The days of starting school after Labor Day to allow kids to help on the farm are long gone.
Many schools in western Kentucky are starting classes during the first week of August. Paducah schools will begin classes next Monday, Aug. 4. The first day of classes at McCracken County and Graves County schools is Aug. 6, and Marshall County and Livingston County schools start classes on Aug. 7.
The prevalence of air conditioning in schools may have contributed to the shift of starting classes in mid-August rather than September. But starting the school year in the first days of August is mainly the result of a switch to a non-traditional calendar in many Kentucky school districts about 15 years ago.

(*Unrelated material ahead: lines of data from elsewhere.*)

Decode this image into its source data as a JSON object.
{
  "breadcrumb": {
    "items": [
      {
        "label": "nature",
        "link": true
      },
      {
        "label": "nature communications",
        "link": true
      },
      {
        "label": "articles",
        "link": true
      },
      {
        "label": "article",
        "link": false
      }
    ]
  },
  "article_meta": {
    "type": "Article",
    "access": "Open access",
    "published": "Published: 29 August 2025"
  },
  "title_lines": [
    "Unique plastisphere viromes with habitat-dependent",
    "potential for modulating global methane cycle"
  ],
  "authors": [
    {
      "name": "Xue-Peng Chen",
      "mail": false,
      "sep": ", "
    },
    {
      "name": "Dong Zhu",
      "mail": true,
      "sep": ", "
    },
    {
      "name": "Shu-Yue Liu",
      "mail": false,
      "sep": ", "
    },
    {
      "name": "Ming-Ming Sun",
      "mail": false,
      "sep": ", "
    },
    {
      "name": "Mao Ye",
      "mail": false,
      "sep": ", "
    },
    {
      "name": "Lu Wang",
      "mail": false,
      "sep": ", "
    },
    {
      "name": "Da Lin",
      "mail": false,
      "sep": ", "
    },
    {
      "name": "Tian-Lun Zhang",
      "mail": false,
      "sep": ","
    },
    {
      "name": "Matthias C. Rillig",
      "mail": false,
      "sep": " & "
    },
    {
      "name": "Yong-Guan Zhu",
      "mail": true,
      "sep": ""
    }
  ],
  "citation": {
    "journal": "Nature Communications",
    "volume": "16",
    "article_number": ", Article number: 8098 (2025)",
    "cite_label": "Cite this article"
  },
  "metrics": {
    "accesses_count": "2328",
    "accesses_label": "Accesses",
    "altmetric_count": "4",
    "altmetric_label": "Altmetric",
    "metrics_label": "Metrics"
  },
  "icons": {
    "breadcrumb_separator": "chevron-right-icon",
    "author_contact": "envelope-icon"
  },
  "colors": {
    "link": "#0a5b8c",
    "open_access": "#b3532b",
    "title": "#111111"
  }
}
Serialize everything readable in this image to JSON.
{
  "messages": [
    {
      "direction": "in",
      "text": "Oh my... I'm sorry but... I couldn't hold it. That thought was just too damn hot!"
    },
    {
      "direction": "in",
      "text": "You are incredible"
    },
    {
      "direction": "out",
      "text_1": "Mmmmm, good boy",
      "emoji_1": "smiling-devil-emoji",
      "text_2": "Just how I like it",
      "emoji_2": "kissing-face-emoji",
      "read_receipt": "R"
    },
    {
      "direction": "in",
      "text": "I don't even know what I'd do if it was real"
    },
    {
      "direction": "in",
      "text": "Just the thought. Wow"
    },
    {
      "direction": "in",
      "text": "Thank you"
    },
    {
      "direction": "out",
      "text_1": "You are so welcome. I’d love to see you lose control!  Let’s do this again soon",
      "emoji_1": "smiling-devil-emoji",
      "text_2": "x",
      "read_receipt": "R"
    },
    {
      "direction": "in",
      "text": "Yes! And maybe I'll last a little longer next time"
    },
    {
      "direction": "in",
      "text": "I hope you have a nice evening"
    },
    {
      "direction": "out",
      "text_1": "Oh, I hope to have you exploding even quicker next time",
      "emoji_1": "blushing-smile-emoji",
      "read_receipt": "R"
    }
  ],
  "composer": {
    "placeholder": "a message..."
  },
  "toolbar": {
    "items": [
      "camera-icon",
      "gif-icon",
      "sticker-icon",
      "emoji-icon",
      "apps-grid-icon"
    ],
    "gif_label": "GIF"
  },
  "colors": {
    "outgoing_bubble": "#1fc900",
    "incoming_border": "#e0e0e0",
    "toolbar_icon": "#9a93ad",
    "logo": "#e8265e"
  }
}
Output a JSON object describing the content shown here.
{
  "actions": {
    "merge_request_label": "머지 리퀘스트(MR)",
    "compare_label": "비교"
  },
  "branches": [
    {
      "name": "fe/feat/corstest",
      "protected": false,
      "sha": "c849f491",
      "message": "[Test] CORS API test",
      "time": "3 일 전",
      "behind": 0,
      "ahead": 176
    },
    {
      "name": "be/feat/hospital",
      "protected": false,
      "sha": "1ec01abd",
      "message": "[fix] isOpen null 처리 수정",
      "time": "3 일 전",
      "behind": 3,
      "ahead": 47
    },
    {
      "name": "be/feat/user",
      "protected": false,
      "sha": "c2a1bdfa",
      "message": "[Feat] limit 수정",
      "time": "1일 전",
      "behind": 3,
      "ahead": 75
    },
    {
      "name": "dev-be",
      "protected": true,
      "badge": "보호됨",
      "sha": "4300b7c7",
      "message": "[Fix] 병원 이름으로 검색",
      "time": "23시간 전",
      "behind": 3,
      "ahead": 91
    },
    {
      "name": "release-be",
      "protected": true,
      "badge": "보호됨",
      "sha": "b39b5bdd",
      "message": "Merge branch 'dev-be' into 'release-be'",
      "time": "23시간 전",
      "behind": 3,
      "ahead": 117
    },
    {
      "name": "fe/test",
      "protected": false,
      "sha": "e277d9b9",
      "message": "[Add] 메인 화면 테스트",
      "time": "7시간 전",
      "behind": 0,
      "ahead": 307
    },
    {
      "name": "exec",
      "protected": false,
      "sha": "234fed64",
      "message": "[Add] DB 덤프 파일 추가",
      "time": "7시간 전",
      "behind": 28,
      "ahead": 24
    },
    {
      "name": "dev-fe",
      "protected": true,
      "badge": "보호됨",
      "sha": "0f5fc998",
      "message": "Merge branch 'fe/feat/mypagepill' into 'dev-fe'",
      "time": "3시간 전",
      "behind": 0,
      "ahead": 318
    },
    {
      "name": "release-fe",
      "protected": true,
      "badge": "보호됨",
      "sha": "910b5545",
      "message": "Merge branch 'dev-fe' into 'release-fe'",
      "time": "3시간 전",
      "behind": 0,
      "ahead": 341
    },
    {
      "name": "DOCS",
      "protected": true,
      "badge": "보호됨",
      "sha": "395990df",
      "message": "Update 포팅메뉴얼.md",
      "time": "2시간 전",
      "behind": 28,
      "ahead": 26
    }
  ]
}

Jennifer Smith, assistant superintendent and director of pupil personnel at Graves County Schools, said the move to a non-traditional calendar meant students had a two-week fall break, a three-week Christmas break, and then a two-week spring break, which meant a shorter summer.
Brian Bowland, director of pupil personnel at McCracken County Schools, said the non-traditional calendar was created in part to use the breaks for teacher training. He said those services were not used as much as school leaders had anticipated, so the breaks were shortened. Because the fall break was popular, one week in October is still built into the calendar.
"It has changed over time, but I think that everybody has grown accustomed to having that fall break, everyone enjoys it," he said.
Starting the school year early in August can make it hard on students who move to the district in late summer from out of state, where many schools start later. Transferring students then can start a few weeks behind in instruction, Bowland said.
State law requires districts to have 170 instructional days per school year, which must include at least 1,062 instructional hours. McCracken County Schools are scheduled to have 176 instructional days this year, with the anticipated last day of classes on May 21. Those six extra days provide a cushion for snow days.
Districts try to dismiss for summer by the end of May, Smith said, because some high school graduates go on to take summer college courses and some teachers take graduate courses in the summer. Thus, with the fall break, school must now generally start at the beginning of August.
"If you don't start early, it's almost impossible to get kids out (before Memorial Day)," she said.
At one time, standardized testing was completed during a specific timeframe at the end of the school year, which meant starting school earlier gave students more instructional time before tests.
However, Smith said now that most testing is done during the last 10 days of school, testing isn't as much of a determining factor in the school calendar as it once was. However, for high school students who take the ACT during mid-March, more instructional time early in the school year may be beneficial, Smith said.
Contact Lauren Duncan, a Paducah Sun staff writer, at 270-575-8692 or follow @laurenpduncan on Twitter.